··· Exercise input
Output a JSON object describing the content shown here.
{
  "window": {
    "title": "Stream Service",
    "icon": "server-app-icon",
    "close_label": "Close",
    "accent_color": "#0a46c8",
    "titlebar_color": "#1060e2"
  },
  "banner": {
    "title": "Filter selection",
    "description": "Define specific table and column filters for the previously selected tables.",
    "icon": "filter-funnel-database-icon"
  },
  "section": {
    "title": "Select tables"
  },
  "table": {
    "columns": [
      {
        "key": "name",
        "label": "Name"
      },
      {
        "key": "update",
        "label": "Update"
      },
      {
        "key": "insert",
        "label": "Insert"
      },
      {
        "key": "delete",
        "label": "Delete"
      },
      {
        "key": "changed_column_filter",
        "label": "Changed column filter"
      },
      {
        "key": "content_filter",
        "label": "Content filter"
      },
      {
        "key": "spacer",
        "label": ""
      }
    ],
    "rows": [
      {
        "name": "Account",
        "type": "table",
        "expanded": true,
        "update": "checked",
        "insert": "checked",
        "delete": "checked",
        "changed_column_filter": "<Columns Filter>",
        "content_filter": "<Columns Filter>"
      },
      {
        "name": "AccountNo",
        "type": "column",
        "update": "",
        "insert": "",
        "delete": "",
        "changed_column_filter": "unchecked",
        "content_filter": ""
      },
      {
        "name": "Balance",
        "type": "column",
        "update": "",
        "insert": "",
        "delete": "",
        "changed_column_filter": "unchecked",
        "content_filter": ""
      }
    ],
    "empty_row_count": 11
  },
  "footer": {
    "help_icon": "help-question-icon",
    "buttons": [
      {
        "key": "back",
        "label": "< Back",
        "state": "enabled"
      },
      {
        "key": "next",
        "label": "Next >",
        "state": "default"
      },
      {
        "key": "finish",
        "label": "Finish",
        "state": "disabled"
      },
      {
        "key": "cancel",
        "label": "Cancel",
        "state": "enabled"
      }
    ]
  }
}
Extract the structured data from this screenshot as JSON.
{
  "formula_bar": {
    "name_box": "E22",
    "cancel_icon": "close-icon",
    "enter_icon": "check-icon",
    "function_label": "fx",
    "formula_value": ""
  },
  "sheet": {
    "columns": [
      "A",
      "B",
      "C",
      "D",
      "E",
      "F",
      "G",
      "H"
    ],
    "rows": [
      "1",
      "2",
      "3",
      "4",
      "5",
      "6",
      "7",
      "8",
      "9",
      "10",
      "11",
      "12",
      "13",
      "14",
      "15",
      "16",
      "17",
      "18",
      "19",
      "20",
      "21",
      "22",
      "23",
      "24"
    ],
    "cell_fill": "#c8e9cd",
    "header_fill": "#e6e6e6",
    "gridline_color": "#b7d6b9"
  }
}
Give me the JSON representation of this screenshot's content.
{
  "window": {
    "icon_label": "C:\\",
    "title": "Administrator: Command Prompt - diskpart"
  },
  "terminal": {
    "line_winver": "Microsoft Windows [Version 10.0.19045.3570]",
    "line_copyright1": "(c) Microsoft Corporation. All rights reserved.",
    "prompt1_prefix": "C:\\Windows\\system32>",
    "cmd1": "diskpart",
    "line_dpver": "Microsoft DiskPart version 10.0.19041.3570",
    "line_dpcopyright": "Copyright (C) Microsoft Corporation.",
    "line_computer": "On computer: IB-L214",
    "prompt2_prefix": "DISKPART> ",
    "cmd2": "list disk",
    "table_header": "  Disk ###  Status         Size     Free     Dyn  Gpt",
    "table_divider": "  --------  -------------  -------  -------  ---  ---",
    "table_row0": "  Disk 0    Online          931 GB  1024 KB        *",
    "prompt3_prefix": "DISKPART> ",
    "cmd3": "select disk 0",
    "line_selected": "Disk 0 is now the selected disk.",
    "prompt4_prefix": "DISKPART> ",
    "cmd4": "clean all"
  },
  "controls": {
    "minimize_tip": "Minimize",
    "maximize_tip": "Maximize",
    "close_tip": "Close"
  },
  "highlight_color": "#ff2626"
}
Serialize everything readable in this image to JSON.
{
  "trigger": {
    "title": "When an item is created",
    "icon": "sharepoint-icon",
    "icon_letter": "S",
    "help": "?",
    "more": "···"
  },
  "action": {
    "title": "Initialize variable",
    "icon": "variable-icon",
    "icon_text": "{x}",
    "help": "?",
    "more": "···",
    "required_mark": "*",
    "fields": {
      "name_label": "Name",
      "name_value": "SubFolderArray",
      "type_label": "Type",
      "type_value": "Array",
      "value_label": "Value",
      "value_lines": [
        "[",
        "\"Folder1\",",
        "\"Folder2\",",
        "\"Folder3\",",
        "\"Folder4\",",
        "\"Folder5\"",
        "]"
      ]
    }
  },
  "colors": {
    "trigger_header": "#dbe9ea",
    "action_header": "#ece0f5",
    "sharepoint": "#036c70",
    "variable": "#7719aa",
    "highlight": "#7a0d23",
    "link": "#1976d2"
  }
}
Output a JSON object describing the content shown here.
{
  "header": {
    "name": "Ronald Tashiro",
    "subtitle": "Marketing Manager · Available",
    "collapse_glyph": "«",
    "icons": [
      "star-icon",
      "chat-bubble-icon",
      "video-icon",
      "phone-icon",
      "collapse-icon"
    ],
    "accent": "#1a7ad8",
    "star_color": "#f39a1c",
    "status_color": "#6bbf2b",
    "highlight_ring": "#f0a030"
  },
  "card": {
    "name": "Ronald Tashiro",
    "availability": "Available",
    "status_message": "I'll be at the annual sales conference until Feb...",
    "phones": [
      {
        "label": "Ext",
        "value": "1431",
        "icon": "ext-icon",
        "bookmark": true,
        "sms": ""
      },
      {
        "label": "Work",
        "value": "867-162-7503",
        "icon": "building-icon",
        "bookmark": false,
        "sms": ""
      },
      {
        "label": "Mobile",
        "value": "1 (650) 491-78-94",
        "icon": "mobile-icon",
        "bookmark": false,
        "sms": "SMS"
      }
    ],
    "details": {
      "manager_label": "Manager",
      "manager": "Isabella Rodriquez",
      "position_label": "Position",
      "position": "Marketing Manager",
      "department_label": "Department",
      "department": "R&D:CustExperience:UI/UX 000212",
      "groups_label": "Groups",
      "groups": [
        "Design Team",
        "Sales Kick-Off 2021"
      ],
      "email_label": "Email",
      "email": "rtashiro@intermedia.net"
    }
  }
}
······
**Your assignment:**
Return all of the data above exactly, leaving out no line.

**Solved problem:**
Output a JSON object describing the content shown here.
{
  "window": {
    "title": "Stream Service",
    "icon": "server-app-icon",
    "close_label": "Close",
    "accent_color": "#0a46c8",
    "titlebar_color": "#1060e2"
  },
  "banner": {
    "title": "Filter selection",
    "description": "Define specific table and column filters for the previously selected tables.",
    "icon": "filter-funnel-database-icon"
  },
  "section": {
    "title": "Select tables"
  },
  "table": {
    "columns": [
      {
        "key": "name",
        "label": "Name"
      },
      {
        "key": "update",
        "label": "Update"
      },
      {
        "key": "insert",
        "label": "Insert"
      },
      {
        "key": "delete",
        "label": "Delete"
      },
      {
        "key": "changed_column_filter",
        "label": "Changed column filter"
      },
      {
        "key": "content_filter",
        "label": "Content filter"
      },
      {
        "key": "spacer",
        "label": ""
      }
    ],
    "rows": [
      {
        "name": "Account",
        "type": "table",
        "expanded": true,
        "update": "checked",
        "insert": "checked",
        "delete": "checked",
        "changed_column_filter": "<Columns Filter>",
        "content_filter": "<Columns Filter>"
      },
      {
        "name": "AccountNo",
        "type": "column",
        "update": "",
        "insert": "",
        "delete": "",
        "changed_column_filter": "unchecked",
        "content_filter": ""
      },
      {
        "name": "Balance",
        "type": "column",
        "update": "",
        "insert": "",
        "delete": "",
        "changed_column_filter": "unchecked",
        "content_filter": ""
      }
    ],
    "empty_row_count": 11
  },
  "footer": {
    "help_icon": "help-question-icon",
    "buttons": [
      {
        "key": "back",
        "label": "< Back",
        "state": "enabled"
      },
      {
        "key": "next",
        "label": "Next >",
        "state": "default"
      },
      {
        "key": "finish",
        "label": "Finish",
        "state": "disabled"
      },
      {
        "key": "cancel",
        "label": "Cancel",
        "state": "enabled"
      }
    ]
  }
}
Extract the structured data from this screenshot as JSON.
{
  "formula_bar": {
    "name_box": "E22",
    "cancel_icon": "close-icon",
    "enter_icon": "check-icon",
    "function_label": "fx",
    "formula_value": ""
  },
  "sheet": {
    "columns": [
      "A",
      "B",
      "C",
      "D",
      "E",
      "F",
      "G",
      "H"
    ],
    "rows": [
      "1",
      "2",
      "3",
      "4",
      "5",
      "6",
      "7",
      "8",
      "9",
      "10",
      "11",
      "12",
      "13",
      "14",
      "15",
      "16",
      "17",
      "18",
      "19",
      "20",
      "21",
      "22",
      "23",
      "24"
    ],
    "cell_fill": "#c8e9cd",
    "header_fill": "#e6e6e6",
    "gridline_color": "#b7d6b9"
  }
}
Give me the JSON representation of this screenshot's content.
{
  "window": {
    "icon_label": "C:\\",
    "title": "Administrator: Command Prompt - diskpart"
  },
  "terminal": {
    "line_winver": "Microsoft Windows [Version 10.0.19045.3570]",
    "line_copyright1": "(c) Microsoft Corporation. All rights reserved.",
    "prompt1_prefix": "C:\\Windows\\system32>",
    "cmd1": "diskpart",
    "line_dpver": "Microsoft DiskPart version 10.0.19041.3570",
    "line_dpcopyright": "Copyright (C) Microsoft Corporation.",
    "line_computer": "On computer: IB-L214",
    "prompt2_prefix": "DISKPART> ",
    "cmd2": "list disk",
    "table_header": "  Disk ###  Status         Size     Free     Dyn  Gpt",
    "table_divider": "  --------  -------------  -------  -------  ---  ---",
    "table_row0": "  Disk 0    Online          931 GB  1024 KB        *",
    "prompt3_prefix": "DISKPART> ",
    "cmd3": "select disk 0",
    "line_selected": "Disk 0 is now the selected disk.",
    "prompt4_prefix": "DISKPART> ",
    "cmd4": "clean all"
  },
  "controls": {
    "minimize_tip": "Minimize",
    "maximize_tip": "Maximize",
    "close_tip": "Close"
  },
  "highlight_color": "#ff2626"
}
Serialize everything readable in this image to JSON.
{
  "trigger": {
    "title": "When an item is created",
    "icon": "sharepoint-icon",
    "icon_letter": "S",
    "help": "?",
    "more": "···"
  },
  "action": {
    "title": "Initialize variable",
    "icon": "variable-icon",
    "icon_text": "{x}",
    "help": "?",
    "more": "···",
    "required_mark": "*",
    "fields": {
      "name_label": "Name",
      "name_value": "SubFolderArray",
      "type_label": "Type",
      "type_value": "Array",
      "value_label": "Value",
      "value_lines": [
        "[",
        "\"Folder1\",",
        "\"Folder2\",",
        "\"Folder3\",",
        "\"Folder4\",",
        "\"Folder5\"",
        "]"
      ]
    }
  },
  "colors": {
    "trigger_header": "#dbe9ea",
    "action_header": "#ece0f5",
    "sharepoint": "#036c70",
    "variable": "#7719aa",
    "highlight": "#7a0d23",
    "link": "#1976d2"
  }
}
Output a JSON object describing the content shown here.
{
  "header": {
    "name": "Ronald Tashiro",
    "subtitle": "Marketing Manager · Available",
    "collapse_glyph": "«",
    "icons": [
      "star-icon",
      "chat-bubble-icon",
      "video-icon",
      "phone-icon",
      "collapse-icon"
    ],
    "accent": "#1a7ad8",
    "star_color": "#f39a1c",
    "status_color": "#6bbf2b",
    "highlight_ring": "#f0a030"
  },
  "card": {
    "name": "Ronald Tashiro",
    "availability": "Available",
    "status_message": "I'll be at the annual sales conference until Feb...",
    "phones": [
      {
        "label": "Ext",
        "value": "1431",
        "icon": "ext-icon",
        "bookmark": true,
        "sms": ""
      },
      {
        "label": "Work",
        "value": "867-162-7503",
        "icon": "building-icon",
        "bookmark": false,
        "sms": ""
      },
      {
        "label": "Mobile",
        "value": "1 (650) 491-78-94",
        "icon": "mobile-icon",
        "bookmark": false,
        "sms": "SMS"
      }
    ],
    "details": {
      "manager_label": "Manager",
      "manager": "Isabella Rodriquez",
      "position_label": "Position",
      "position": "Marketing Manager",
      "department_label": "Department",
      "department": "R&D:CustExperience:UI/UX 000212",
      "groups_label": "Groups",
      "groups": [
        "Design Team",
        "Sales Kick-Off 2021"
      ],
      "email_label": "Email",
      "email": "rtashiro@intermedia.net"
    }
  }
}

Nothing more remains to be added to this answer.